What Happened? After Israeli withdrawal in 2005, the coastal territory has been under the control of the Iran-backed Hamas terrorist group, which violently ousted the Fatah-controlled Palestinian Authority in 2007. Hamas has used Iranian support to launch several significant attacks against Israel from its base in Gaza, including in 2008, 2009, 2014, 2021, and most recently on October 7, 2023, when Hamas terrorists murdered over 1,400 Israelis, wounded over 5,400, taken over 243 hostages, and launched thousands of rockets.
Annapolis Conference (2007): In 2007, Israeli Prime Minister Ehud Olmert and Palestinian Authority President Mahmoud Abbas, with the support of the U.S., launched the Annapolis Conference. The goal was to reach a peace agreement that would lead to the establishment of a Palestinian state. Hamas called for all parties to boycott the conference.
What Happened? Olmert said that he gave Abbas an “unprecedented offer” based on a return to the pre-1967 borders, including land swaps and a division of Jerusalem. But Olmert never received a final response from the Palestinians on the offer. A Palestinian negotiator subsequently acknowledged in the media that the Israeli plan would have given his side the equivalent of 100 percent of the disputed lands under discussion.
Settlement Freeze (2009-2010): U.S. President Barack Obama attempted to revive Israeli-Palestinian peace talks shortly after taking office in 2009. At a speech at Cairo University that year, Obama reiterated his support for a two-state solution.
What Happened? As part of a good faith gesture, Israeli Prime Minister Benjamin Netanyahu implemented a settlement freeze, a key Palestinian demand, that lasted 10 months. While talks briefly restarted, Palestinian Authority President Mahmoud Abbas aborted the talks.
Peace to Prosperity Plan (2020): U.S. President Donald Trump unveiled the “Peace to Prosperity” plan in January 2020. The plan presented a vision for a two-state solution but with certain parameters, including Israeli sovereignty over some settlements in the West Bank and land swaps. The plan also included an economic component, which was unveiled in June 2019 at a conference in Bahrain, that promised $50 billion in new investment for Palestinians.
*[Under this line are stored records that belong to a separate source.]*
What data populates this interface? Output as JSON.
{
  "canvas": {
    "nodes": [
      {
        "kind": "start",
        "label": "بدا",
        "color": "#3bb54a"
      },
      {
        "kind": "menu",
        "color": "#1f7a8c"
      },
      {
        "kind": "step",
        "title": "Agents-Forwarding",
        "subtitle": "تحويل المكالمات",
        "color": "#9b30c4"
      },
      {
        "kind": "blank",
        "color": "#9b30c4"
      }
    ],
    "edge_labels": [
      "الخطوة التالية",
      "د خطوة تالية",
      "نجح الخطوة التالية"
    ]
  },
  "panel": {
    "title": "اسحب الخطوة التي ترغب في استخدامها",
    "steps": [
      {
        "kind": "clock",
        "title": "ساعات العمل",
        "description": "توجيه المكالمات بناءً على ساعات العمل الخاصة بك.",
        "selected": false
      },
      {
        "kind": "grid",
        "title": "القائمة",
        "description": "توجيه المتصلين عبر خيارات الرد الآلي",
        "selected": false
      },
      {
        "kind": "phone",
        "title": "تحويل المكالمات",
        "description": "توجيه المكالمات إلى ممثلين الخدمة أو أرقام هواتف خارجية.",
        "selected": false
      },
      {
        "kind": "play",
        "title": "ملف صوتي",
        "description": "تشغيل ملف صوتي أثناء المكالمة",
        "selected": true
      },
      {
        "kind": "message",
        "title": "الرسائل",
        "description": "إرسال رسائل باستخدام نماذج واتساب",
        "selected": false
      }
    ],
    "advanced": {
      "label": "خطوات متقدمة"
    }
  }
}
What Happened? The plan was largely rejected by the international community, although serious attention was given to the new opportunities for regional cooperation and investment built into the proposal. The Palestinians did not participate in the drafting of the plan and outright rejected it when it was released. Palestinian Authority President Mahmoud Abbas had boycotted the Trump administration following its decision to recognize Jerusalem as Israel’s capital in 2017.
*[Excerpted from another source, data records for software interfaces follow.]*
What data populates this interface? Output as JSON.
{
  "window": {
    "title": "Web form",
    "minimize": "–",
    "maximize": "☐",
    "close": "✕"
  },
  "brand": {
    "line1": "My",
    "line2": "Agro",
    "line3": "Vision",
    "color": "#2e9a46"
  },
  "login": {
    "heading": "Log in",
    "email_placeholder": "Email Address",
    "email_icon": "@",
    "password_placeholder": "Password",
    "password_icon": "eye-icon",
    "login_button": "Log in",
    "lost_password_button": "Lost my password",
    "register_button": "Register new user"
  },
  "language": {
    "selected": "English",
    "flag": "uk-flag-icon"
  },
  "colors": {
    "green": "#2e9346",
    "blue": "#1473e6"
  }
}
Where Are We Now?
Despite some criticism of Israel’s political posture over the last few years, Israeli leaders have demonstrated time and again the Jewish state’s commitment to peace. Just last year Israeli Prime Minister Yair Lapid used his address to the UN General Assembly to show support for the two-state solution. Indeed, history has shown that decades of Israeli leaders have gone to great lengths, including sacrificing their political careers, and in one case, their lives, in the pursuit of peace. Tragically, since its inception in 1987, Hamas has categorically rejected the notion of peace, the two-state solution, and Jewish peoplehood.
Today, led by the Abraham Accords and efforts to normalize relations between Israel and Saudi Arabia, we are at a rare moment in history where the Arab world can play a constructive role in bringing together Israelis and Palestinians in ways never imaginable. AJC stands firmly behind Israel’s right to destroy Hamas’ network of hate - but when the time is right, we also stand ready to help support a political solution to the Israeli-Palestinian conflict which brings together the United States and new Arab partners. While Israel must defend itself, we also know that the only way to provide true security is to overcome the hate proliferated by Iran, Hezbollah, and Hamas by bringing together Israeli and Arab leaders dedicated to the principles of peace, prosperity, and understanding.